The five most important factors in councils’ decision to choose open source are(vi) :
• Lower cost
• No supplier dependency
• Easier to adopt
Open source software available ranges from databases to security tools, social software and CRM to project management. Using open source software such as Moodle to facilitate online training is particularly attractive for the five reasons listed plus it is continually updated and improved thanks to contributions and suggestions from its active and sizeable user community of 33 million(vii). The most sophisticated content management systems (CMS) such as Moodle now include Web 2.0 applications such as blogs, quizzes, forums and wikis as well as links to files and webpages. Currently a significant number of CMS are used primarily as repositories for content rather than being used to their full potential, but the next phase will certainly be to embrace these additional options.
Moodle is free to download and free to use and users can modify or extend Moodle to suit the needs of their organisation. It needs to be installed on a web server at the organisation’s premises or a web hosting company and is simply accessed by end users using their web browser such as Internet Explorer or Firefox.
Moodle is designed to be flexible and has a host of features available to users who can tailor it to the exact needs of their organisation. Modules on Moodle include:
• Forums and chat
• Monitoring activity
• Option to add newsfeeds to the site
• Quizzes and choices
• Resource links
Lincolnshire County Council’s experience with Moodle
Lincolnshire County Council invested in a hosted Moodle site in September 2008 to support its strategy of making better use of learning technologies. The Council’s senior organisational learning and development officer, Wendy Henry, says, “We spent a considerable time getting to grips with the Moodle functionality however we never really felt like confident Moodle users. I contacted consultants HowToMoodle after I met one of their customers at a Learning Technologies day and they expressed how confident they were in the use of their Moodle site.” The council took tailored course creator training from HowToMoodle based on the set-up of its Moodle site. A further consultancy day covered how to administer the site effectively. Wendy continued, “We really benefited from knowing more about Moodle to make informed decisions and we are now more confident in the use of Moodle.”
Other HowToMoodle customers in local government include: Colchester Hospital University NHS Foundation Trust, Kent Fire and Rescue Service, Leicester City Council and Newcastle-Under-Lyme Borough Council. Use of Moodle in schools, further and higher education, and government organisations such as NHS and fire service is widespread.
Tips on how to make the most of Moodle
To ensure smooth adoption:
• Deploying resources – create a central place where your trainees and educators can create, manage and coordinate resources such as PDFs and video clips.

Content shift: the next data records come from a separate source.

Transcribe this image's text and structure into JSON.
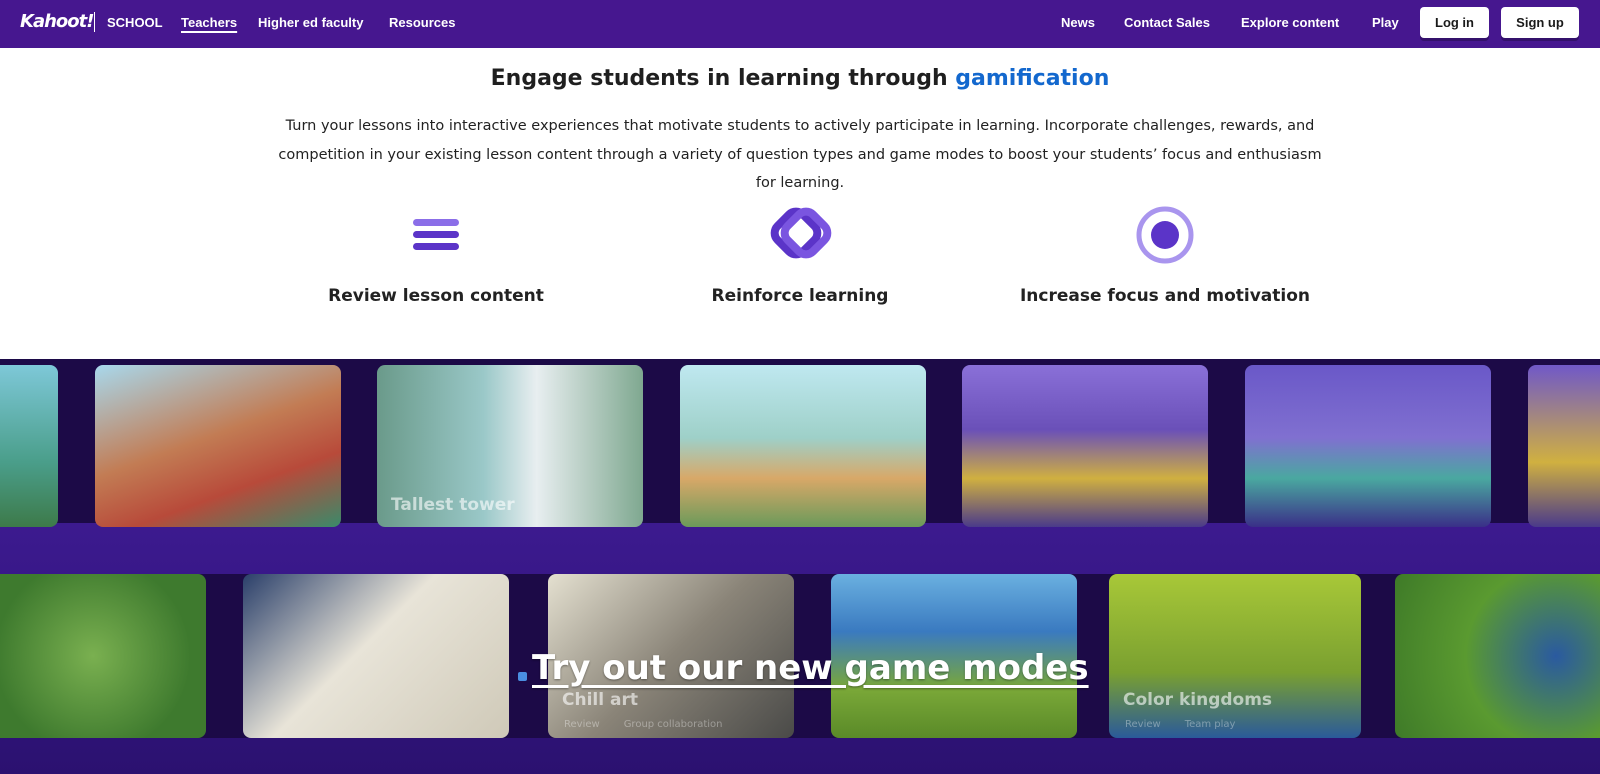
{
  "nav": {
    "logo": "Kahoot!",
    "section": "SCHOOL",
    "links": [
      "Teachers",
      "Higher ed faculty",
      "Resources"
    ],
    "right_links": [
      "News",
      "Contact Sales",
      "Explore content",
      "Play"
    ],
    "login": "Log in",
    "signup": "Sign up"
  },
  "hero": {
    "headline_prefix": "Engage students in learning through ",
    "headline_accent": "gamification",
    "lead": "Turn your lessons into interactive experiences that motivate students to actively participate in learning. Incorporate challenges, rewards, and competition in your existing lesson content through a variety of question types and game modes to boost your students’ focus and enthusiasm for learning."
  },
  "features": [
    {
      "label": "Review lesson content",
      "icon": "lines-icon"
    },
    {
      "label": "Reinforce learning",
      "icon": "linked-rings-icon"
    },
    {
      "label": "Increase focus and motivation",
      "icon": "target-icon"
    }
  ],
  "games_row1": {
    "cards": [
      {
        "title": ""
      },
      {
        "title": ""
      },
      {
        "title": "Tallest tower"
      },
      {
        "title": ""
      },
      {
        "title": ""
      },
      {
        "title": ""
      },
      {
        "title": ""
      }
    ]
  },
  "games_row2": {
    "cards": [
      {
        "title": ""
      },
      {
        "title": ""
      },
      {
        "title": "Chill art",
        "tags": [
          "Review",
          "Group collaboration"
        ]
      },
      {
        "title": ""
      },
      {
        "title": "Color kingdoms",
        "tags": [
          "Review",
          "Team play"
        ]
      },
      {
        "title": ""
      }
    ]
  },
  "cta": "Try out our new game modes",
  "colors": {
    "brand_purple": "#46178f",
    "accent_blue": "#1368ce",
    "icon_purple": "#6c3fd6"
  }
}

• Assessments – CMS are fantastic tools for testing for areas such as compliance requirements. Moodle offers a complete suite of tools that takes away the administrative grind and makes it a fun and interesting and convenient experience for learners and trainers.

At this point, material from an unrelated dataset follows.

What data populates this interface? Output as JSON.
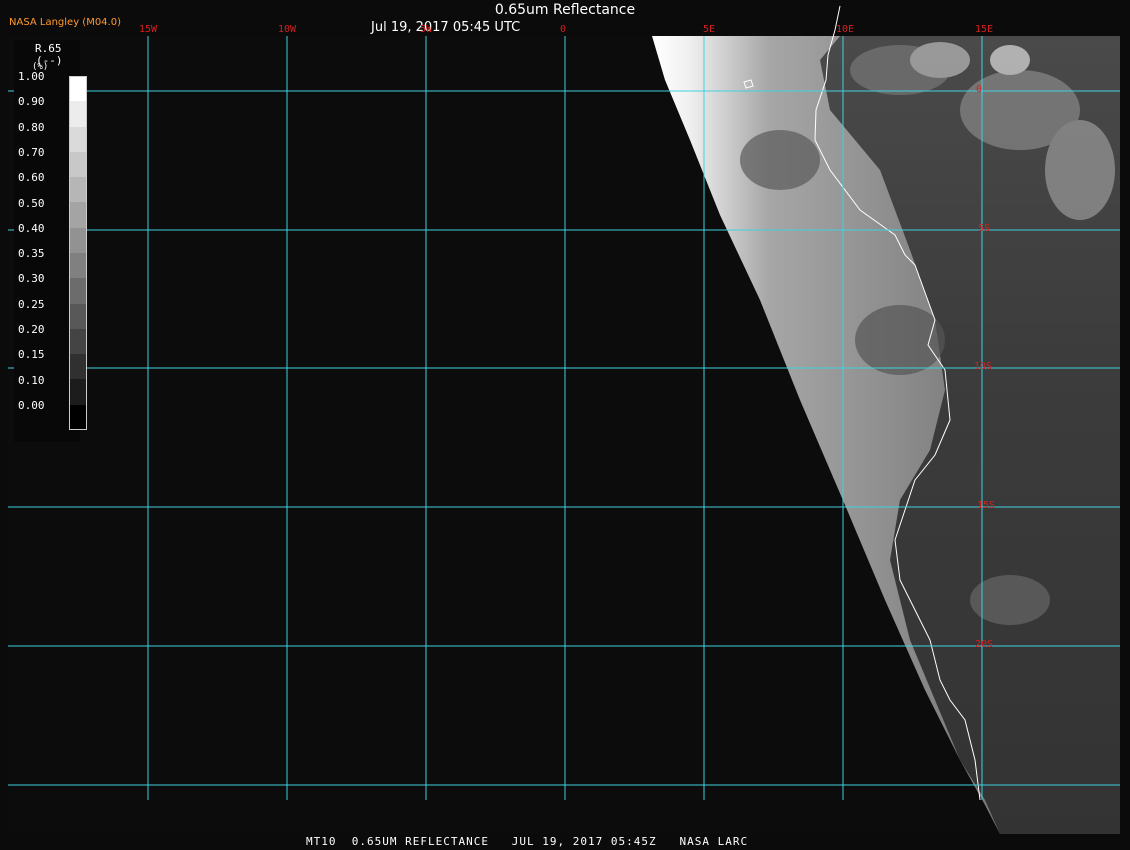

• Better collaboration and communication – use tools such as wikis and forums.
To introduce elearning:
• Talk to experts in the elearning field – including those who’ve implemented and consultants
• Talk to your trainers and trainees before implementation, to get them on-side
• Introduce elearning in pockets first
• Don’t be afraid to review your course or methods regularly
Ray Lawrence is Director of training and consultancy business at HowToMoodle www.howtomoodle.com
(i) Schwartz, J (16 September 2008) ‘Personal view: markets set free by open source’ www.ft.com
(ii) Lakhan S, Jhunjhunwala K (2008) ‘Open Source Software in Education’ Educase Quarterly No 2
(iii) http://ukgovoss.org/2009/12/02/open-source-and-the-draft-uk-government-it-strategy/ 30/11/09
(iv) Open or Closed? A survey of open source software in local government. Public Sector Forums. August 2009.
(v) Open Source Software in Schools. A study of the spectrum of use and related ICT infrastructure costs May 2005. BECTA.
(vii) http://moodle.org/stats/ March 2010